Effect of dams on Rio Klamath's people & salmon
23 Dec 2005 11:39 GMT
The culture of the Yurok revolves around the seasonal migrations of the spring, summer, fall and winter runs of salmon. There are specific ceremonies performed before, during and after the migration. Honor and gratitude are shown to the salmon for providing the Yurok with nutrition for survival. Celebrations occur simultaneously with the salmon's return and the salmon who are caught are smoked on alder sticks. Salmon contain every nutritional element and mineral needed by the body for survival. Without the salmon, there would be no Yurok. This also goes for the other tribes along the Klamath, depending on salmon for nutritional sustenance and cultural relevancy.
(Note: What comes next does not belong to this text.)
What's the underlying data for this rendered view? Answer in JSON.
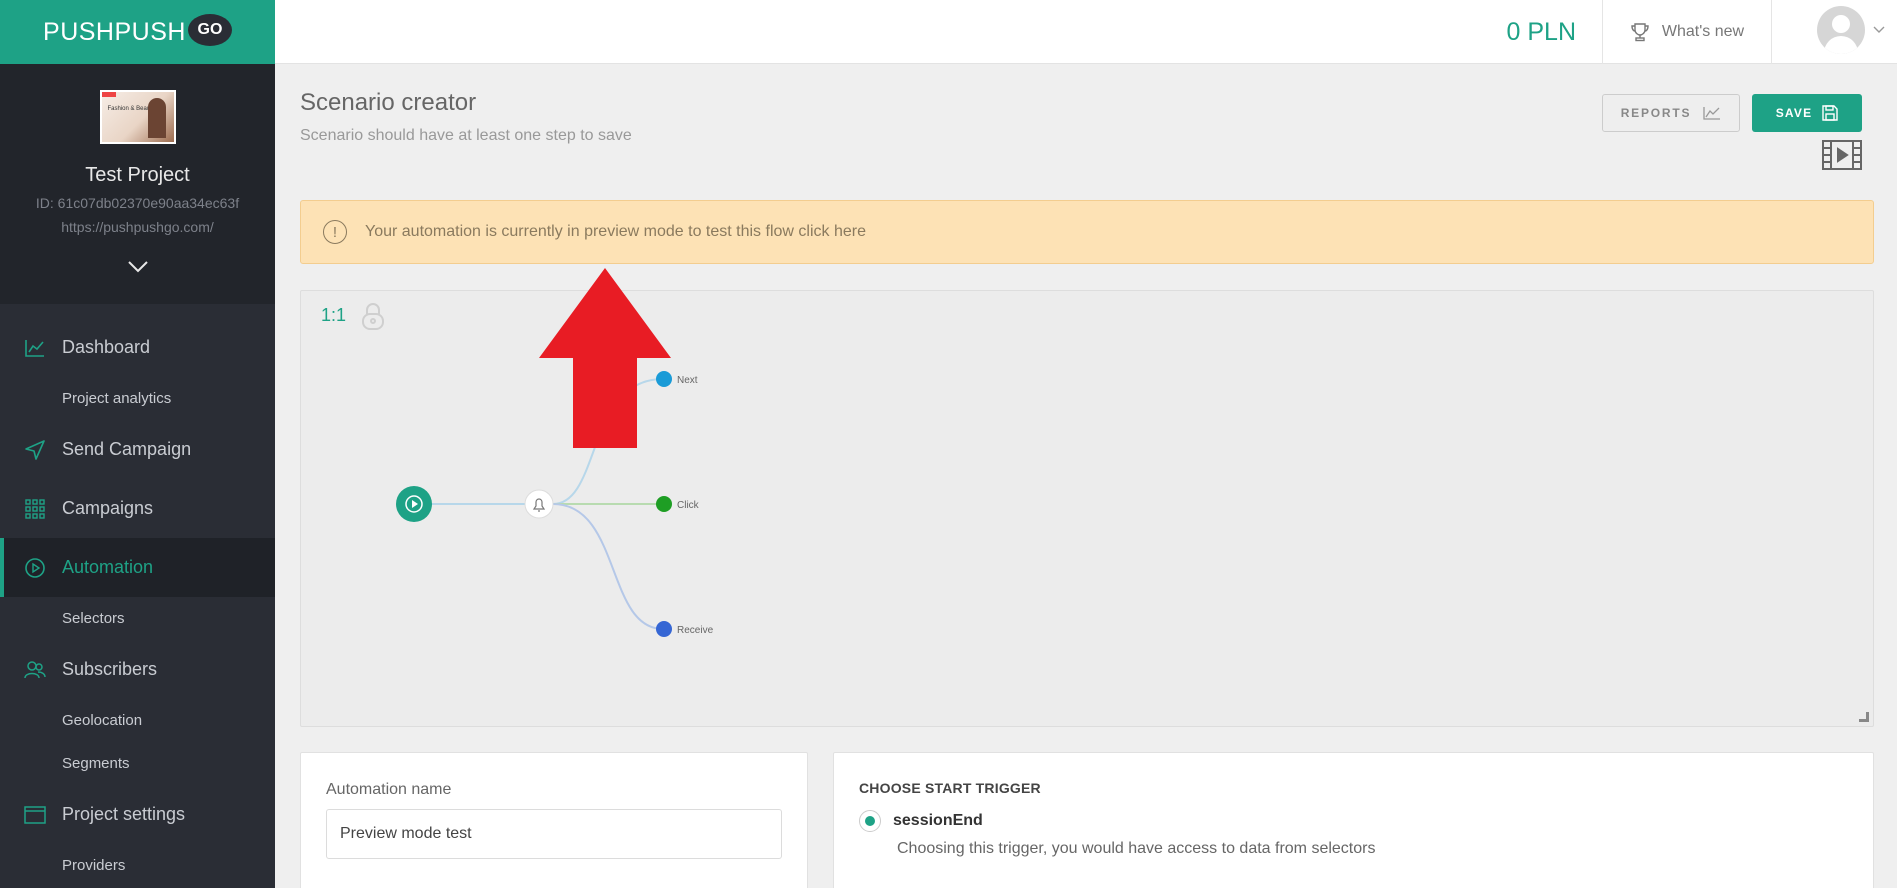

Since the arrival of European immigrants into California the Klamath River is no longer found in the same condition. At 840 feet at crest, Clear Lake dam was the first salmon blocking dam completed in 1910. The conditions of the slower velocity of the river trapped behind the dam also effect the juvenile salmon's health by raising water temperatures and depleting oxygen content from eutrophication. The process of eutrophication begins with excess nitrogen or other fertilizers entering into slow moving water promoting excess algae growth, the dead algae is decomposed by bacteria that require oxygen. This oxygen is removed from the water by bacteria at the expense of the fish.